(Items listed in a dataset)

####

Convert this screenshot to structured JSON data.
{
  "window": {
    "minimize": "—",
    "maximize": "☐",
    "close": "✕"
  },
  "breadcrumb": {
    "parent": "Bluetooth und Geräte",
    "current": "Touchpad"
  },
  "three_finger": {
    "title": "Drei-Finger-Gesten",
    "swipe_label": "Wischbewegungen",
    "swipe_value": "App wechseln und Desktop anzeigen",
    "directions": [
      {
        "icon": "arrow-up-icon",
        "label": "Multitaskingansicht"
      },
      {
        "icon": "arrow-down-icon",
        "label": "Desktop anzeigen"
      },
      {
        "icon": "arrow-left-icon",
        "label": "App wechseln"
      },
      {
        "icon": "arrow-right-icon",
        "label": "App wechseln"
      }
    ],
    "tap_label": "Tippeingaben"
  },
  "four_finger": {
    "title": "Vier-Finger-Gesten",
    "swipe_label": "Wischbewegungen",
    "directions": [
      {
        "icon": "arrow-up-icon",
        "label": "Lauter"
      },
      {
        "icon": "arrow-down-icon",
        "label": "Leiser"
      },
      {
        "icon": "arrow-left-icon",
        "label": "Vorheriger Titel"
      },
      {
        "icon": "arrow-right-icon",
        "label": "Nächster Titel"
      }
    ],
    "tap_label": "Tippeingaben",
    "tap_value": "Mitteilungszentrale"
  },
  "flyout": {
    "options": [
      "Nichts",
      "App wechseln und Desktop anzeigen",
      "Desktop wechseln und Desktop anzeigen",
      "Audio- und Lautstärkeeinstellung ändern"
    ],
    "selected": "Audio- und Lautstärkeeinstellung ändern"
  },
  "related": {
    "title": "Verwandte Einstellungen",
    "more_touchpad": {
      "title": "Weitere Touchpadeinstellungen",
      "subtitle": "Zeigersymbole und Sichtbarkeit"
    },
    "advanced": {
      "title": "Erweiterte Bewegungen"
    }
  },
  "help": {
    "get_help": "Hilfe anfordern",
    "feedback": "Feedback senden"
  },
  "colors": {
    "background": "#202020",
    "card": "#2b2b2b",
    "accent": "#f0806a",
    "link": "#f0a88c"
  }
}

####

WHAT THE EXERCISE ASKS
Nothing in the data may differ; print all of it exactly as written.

SOLUTION BELOW
Convert this screenshot to structured JSON data.
{
  "window": {
    "minimize": "—",
    "maximize": "☐",
    "close": "✕"
  },
  "breadcrumb": {
    "parent": "Bluetooth und Geräte",
    "current": "Touchpad"
  },
  "three_finger": {
    "title": "Drei-Finger-Gesten",
    "swipe_label": "Wischbewegungen",
    "swipe_value": "App wechseln und Desktop anzeigen",
    "directions": [
      {
        "icon": "arrow-up-icon",
        "label": "Multitaskingansicht"
      },
      {
        "icon": "arrow-down-icon",
        "label": "Desktop anzeigen"
      },
      {
        "icon": "arrow-left-icon",
        "label": "App wechseln"
      },
      {
        "icon": "arrow-right-icon",
        "label": "App wechseln"
      }
    ],
    "tap_label": "Tippeingaben"
  },
  "four_finger": {
    "title": "Vier-Finger-Gesten",
    "swipe_label": "Wischbewegungen",
    "directions": [
      {
        "icon": "arrow-up-icon",
        "label": "Lauter"
      },
      {
        "icon": "arrow-down-icon",
        "label": "Leiser"
      },
      {
        "icon": "arrow-left-icon",
        "label": "Vorheriger Titel"
      },
      {
        "icon": "arrow-right-icon",
        "label": "Nächster Titel"
      }
    ],
    "tap_label": "Tippeingaben",
    "tap_value": "Mitteilungszentrale"
  },
  "flyout": {
    "options": [
      "Nichts",
      "App wechseln und Desktop anzeigen",
      "Desktop wechseln und Desktop anzeigen",
      "Audio- und Lautstärkeeinstellung ändern"
    ],
    "selected": "Audio- und Lautstärkeeinstellung ändern"
  },
  "related": {
    "title": "Verwandte Einstellungen",
    "more_touchpad": {
      "title": "Weitere Touchpadeinstellungen",
      "subtitle": "Zeigersymbole und Sichtbarkeit"
    },
    "advanced": {
      "title": "Erweiterte Bewegungen"
    }
  },
  "help": {
    "get_help": "Hilfe anfordern",
    "feedback": "Feedback senden"
  },
  "colors": {
    "background": "#202020",
    "card": "#2b2b2b",
    "accent": "#f0806a",
    "link": "#f0a88c"
  }
}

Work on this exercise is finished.